I should clarify though, it doesn't have to be rare to be an amazing species.  Even our PACIFIC GOLDEN-PLOVERS are crazy cool if you get to spend some time around them.  Lately, there have been a few around in the Novastoshna area:
Despite seeing this species every day for 4 months, I still enjoy seeing ROCK SANDPIPERS, now in their grayish basic (winter) plumage.  How cool is it that they still sit on upland tundra sometimes, probably out of habit, like they used to do during nesting.  It's a bit of a different look from before but it's a pleasant reminder of the changing seasons:
We were enjoying the view from the top of Hutch Hill yesterday when my group spotted some KILLER WHALES offshore to the north.  Not a whale, of course, it actually belongs to the dolphin family.  We don't see Killer Whales every day here but sightings aren't too unusual.  Here's male (which you can tell by the tall, triangular dorsal fin):
We still have some American sparrows around.  We were walking to the Webster Seawatch overlook yesterday when this FOX SPARROW popped up out of the celery patch:
More common than the Fox Sparrows though have been GOLDEN-CROWNED SPARROWS.  Here's one in the upper cut at Polovina Hill:
The wind map (found here) is showing a serious low pressure moving towards us from the southwest.  Although the winds won't be screaming out of the west, we're looking forward to some weather nonetheless and, perhaps, some American vagrants:

03 September 2014

I don't know Jack... oh wait, I DO!

Typical.  I was sitting at home watching Downton Abbey this evening when Doug called.  He suggested I drive to Tim's Pond... immediately.  I took his hint.

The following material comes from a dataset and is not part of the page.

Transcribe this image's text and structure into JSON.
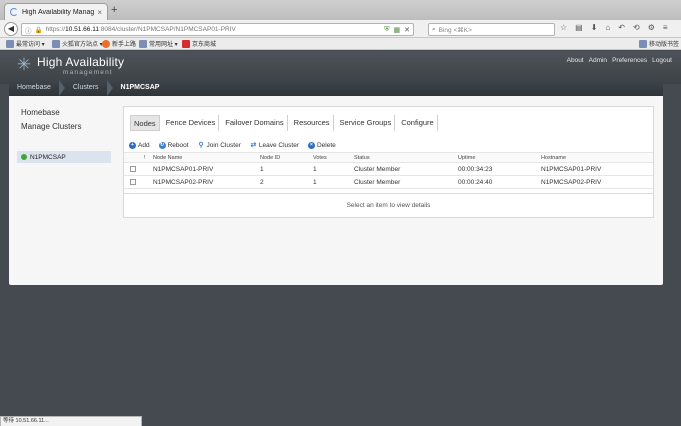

But first, a quick detour to the hotel.  I barged into the hallway and after yelling at a client in the shower the good news, there were two of us speeding towards Tim's Pond.  You see, Doug and his group had just found a JACK SNIPE and there were still a few of us birders on the island that desperately wanted to see this tiny denizen of marshes, bogs, and tundra.

We arrived at the spot, formed a tight line walking shoulder-to-shoulder, and moved in a sweeping formation around the edge of the marsh where it had last been seen dropping in.  Boom.  It flushed from right in front of me.  Like a bullet, it flew to the other end of the marsh but always staying rather low.  As it dropped down, I managed a feeble picture showing the bold, buffy stripes down the back, strong white trailing edge of the wings, and the short bill:
This is the 6th record of this tiny and secretive snipe here on St. Paul Island.  In fact, more have been seen here than anywhere else in the ABA area; I believe this is about the 13th-14th ABA record.  The first record from this island was in 1919 and was the first record for all of North America at that time.

If you want to see a truly amazing photo of this bird, I'd highly suggest this picture that Doug got.

So just like that, my beard of 9 days vanishes and I couldn't be more pleased.